Why is digital literacy so important especially for kids?
Without coding, there wouldn’t be spaceships, the internet, or the ability to tweet through your fridge. Everything in the digital age is built on code, so learning digital literacy is essential to understand the world around us – similar to other literacies, like reading and writing. We don’t necessarily need our kids to grow up to be Shakespeare, but we need to ensure they can read and write.
The economy knows it too. Coding is the #1 sought-after skill in employees and it’s estimated that by 2050, 50% of today’s jobs will be automated. We know that technology is shaping our future and has so many emancipatory possibilities, so it’s important that children from all backgrounds can take part.
How do you use technology at your startup?
We use technology to bring the world of Asha and the Children’s Spy Agency to life! We want to create immersive experiences for kids, and to reach them wherever they are, whether they are in front of a TV, on a tablet, on the sofa with a book, or at the supermarket with their parents. So we start with the experience. As a small company, we spend a lot of time on the user experience (UX), have a great team of people who think about that, and think of media from a gamers’ POV, which is naturally more interactive, rather than a passive media experience. Then we add a sprinkle of fart jokes to make sure nothing’s too serious.
From a day-to-day perspective, we’re currently an 80% remote team, due to local pandemic restrictions. This has meant that we’re relying ever more on technology to ensure we keep up the momentum – using tools like Monday, Slack, Zoom, and a large serving of Google Drive to get work done.
What’s the best thing about working in a technology company?
We’re a company that lives in the intersection of media, entertainment, and technology. While technology has been disruptive across all industries, I particularly love how quickly it’s helped to disrupt the landscape of media. Old business models are flipping, new stories are emerging, and we’ve seen this accelerate even more this year as more people spend time indoors, in front of screens. In a sense, it’s been quite a small industry, and a lot is about who you know.
But then the rise of VOD and platforms like YouTube have turned everything on its head – kids are given way more choice, and creators have more routes in. In some ways we’re seeing more democracy – content is king.
Importantly, diversity on and behind the screen is on the rise. We’ve still got a while to go, but this is going to give rise to stories that haven’t been told yet, and it means kids are seeing themselves reflected in their stories, and therefore all the inspirational messages are for them too. All of this is enabled and powered by technology!
If you could do any Fire Tech course what would it be and why?

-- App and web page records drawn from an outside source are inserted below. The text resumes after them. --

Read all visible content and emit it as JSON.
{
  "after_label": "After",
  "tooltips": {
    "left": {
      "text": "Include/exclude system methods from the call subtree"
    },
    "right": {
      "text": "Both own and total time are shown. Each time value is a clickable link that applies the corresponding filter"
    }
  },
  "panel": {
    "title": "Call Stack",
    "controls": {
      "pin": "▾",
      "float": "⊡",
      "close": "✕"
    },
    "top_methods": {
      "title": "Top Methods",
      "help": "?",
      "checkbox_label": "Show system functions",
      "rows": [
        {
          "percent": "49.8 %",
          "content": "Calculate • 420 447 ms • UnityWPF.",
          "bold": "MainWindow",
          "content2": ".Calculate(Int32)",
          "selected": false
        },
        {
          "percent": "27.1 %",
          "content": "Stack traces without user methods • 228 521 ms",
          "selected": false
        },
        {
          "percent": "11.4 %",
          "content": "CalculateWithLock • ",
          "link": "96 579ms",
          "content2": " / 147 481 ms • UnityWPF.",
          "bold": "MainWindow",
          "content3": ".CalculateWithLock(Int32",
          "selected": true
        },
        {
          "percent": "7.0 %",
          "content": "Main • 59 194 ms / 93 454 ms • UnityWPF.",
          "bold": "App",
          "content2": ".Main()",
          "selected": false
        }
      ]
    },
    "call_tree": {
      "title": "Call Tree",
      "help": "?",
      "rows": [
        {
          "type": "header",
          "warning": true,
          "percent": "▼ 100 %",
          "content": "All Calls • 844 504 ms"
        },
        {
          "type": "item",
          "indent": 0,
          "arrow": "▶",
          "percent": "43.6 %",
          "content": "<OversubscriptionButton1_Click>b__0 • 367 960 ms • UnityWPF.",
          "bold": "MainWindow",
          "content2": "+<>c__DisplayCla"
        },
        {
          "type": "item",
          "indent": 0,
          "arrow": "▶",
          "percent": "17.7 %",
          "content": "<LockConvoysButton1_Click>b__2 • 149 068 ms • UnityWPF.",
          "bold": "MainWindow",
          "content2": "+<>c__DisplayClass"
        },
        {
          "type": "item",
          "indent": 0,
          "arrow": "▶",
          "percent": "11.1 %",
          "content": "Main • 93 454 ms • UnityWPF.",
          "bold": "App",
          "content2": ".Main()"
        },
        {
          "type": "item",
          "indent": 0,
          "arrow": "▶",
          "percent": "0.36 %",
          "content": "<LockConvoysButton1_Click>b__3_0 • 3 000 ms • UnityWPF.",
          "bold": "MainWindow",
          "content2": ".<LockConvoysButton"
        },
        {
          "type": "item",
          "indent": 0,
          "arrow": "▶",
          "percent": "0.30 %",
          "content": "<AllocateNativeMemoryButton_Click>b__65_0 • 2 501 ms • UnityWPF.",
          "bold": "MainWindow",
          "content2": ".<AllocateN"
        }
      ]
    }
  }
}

I’d love to do the week-long Video Game Design course if I had the chance! Getting stuck in and creating my own video game featuring Agent Asha and the Children’s Spy Agency is something I’d love to see happen in real life, so this particular Fire Tech course might help me bring that to life in a very tangible way!